Interface dataset entries:
---+---

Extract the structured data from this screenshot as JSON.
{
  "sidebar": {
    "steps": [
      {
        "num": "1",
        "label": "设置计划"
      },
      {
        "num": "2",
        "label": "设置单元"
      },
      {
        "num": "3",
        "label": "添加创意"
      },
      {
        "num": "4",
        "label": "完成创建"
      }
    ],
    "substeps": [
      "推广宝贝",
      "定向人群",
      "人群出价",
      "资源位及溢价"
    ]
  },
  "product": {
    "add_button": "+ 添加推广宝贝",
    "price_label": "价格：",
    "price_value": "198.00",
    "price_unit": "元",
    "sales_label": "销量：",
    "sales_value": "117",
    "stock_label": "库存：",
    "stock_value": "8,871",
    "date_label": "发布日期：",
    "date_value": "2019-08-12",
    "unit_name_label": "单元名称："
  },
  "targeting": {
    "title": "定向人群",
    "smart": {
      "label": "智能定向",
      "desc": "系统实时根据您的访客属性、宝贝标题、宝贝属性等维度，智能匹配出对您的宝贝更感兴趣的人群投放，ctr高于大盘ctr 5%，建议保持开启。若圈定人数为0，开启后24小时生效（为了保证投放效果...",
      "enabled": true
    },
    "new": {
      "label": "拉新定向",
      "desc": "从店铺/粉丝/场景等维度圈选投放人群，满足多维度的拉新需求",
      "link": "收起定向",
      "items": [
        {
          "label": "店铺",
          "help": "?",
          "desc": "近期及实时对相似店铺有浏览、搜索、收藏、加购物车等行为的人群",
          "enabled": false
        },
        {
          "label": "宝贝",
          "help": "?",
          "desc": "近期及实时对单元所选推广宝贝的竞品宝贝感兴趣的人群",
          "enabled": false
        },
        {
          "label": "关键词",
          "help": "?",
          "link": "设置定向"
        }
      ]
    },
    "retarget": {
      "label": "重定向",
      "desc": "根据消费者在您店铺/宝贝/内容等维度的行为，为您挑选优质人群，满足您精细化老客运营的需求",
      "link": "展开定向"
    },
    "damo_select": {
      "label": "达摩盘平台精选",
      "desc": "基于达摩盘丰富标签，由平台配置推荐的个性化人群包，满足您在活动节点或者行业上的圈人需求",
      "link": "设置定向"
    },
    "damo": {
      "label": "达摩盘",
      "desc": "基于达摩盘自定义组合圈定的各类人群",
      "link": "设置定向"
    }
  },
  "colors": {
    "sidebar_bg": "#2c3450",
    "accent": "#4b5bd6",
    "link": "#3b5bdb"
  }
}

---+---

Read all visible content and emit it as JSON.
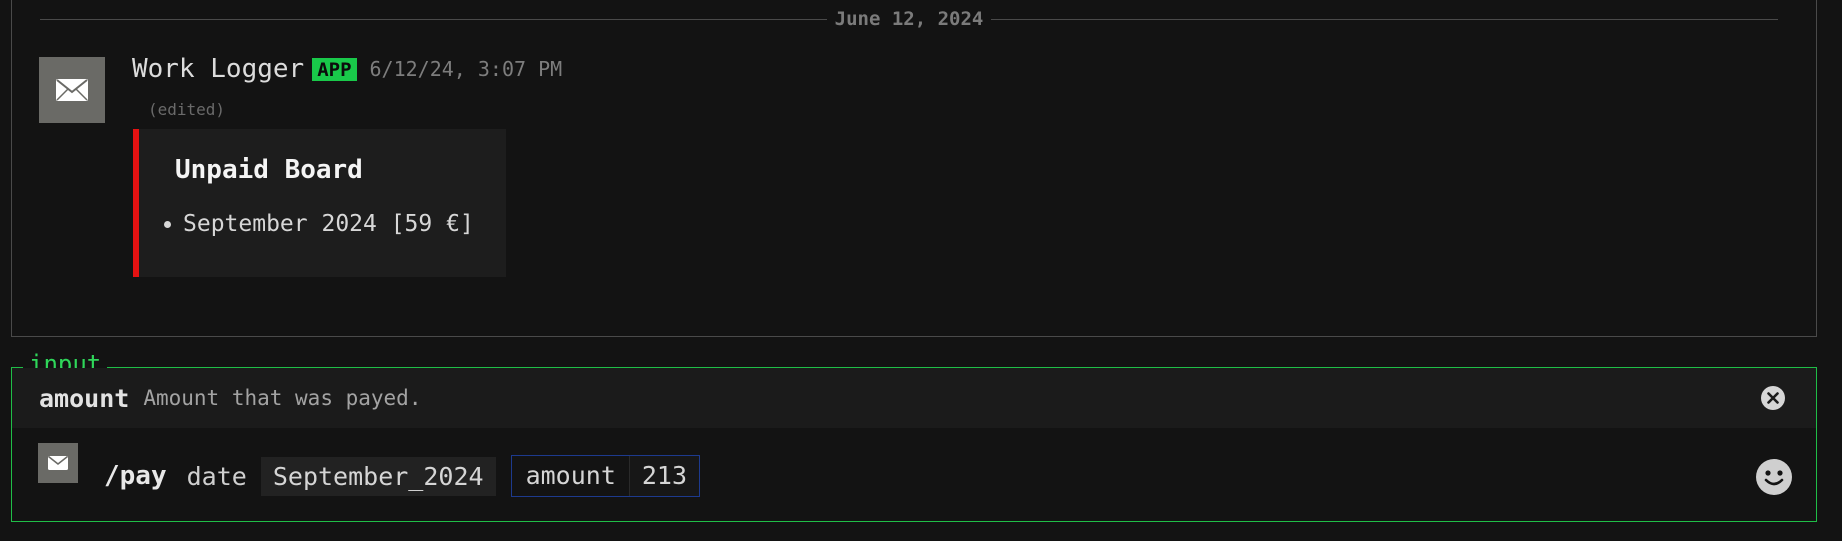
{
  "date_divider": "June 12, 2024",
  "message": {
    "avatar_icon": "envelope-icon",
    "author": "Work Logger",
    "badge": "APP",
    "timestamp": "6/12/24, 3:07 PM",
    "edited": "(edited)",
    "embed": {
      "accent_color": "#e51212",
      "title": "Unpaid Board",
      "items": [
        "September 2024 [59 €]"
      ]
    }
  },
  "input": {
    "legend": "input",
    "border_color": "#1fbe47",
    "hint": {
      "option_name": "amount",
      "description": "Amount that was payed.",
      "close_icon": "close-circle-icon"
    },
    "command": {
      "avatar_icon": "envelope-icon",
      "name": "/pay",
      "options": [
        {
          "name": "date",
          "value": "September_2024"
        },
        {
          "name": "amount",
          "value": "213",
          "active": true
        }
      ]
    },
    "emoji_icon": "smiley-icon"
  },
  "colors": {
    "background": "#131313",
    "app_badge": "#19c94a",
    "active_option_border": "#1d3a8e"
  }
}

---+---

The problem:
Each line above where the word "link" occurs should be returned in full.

Reply to the exercise:
      "link": "收起定向",
          "link": "设置定向"
      "link": "展开定向"
      "link": "设置定向"
      "link": "设置定向"
    "link": "#3b5bdb"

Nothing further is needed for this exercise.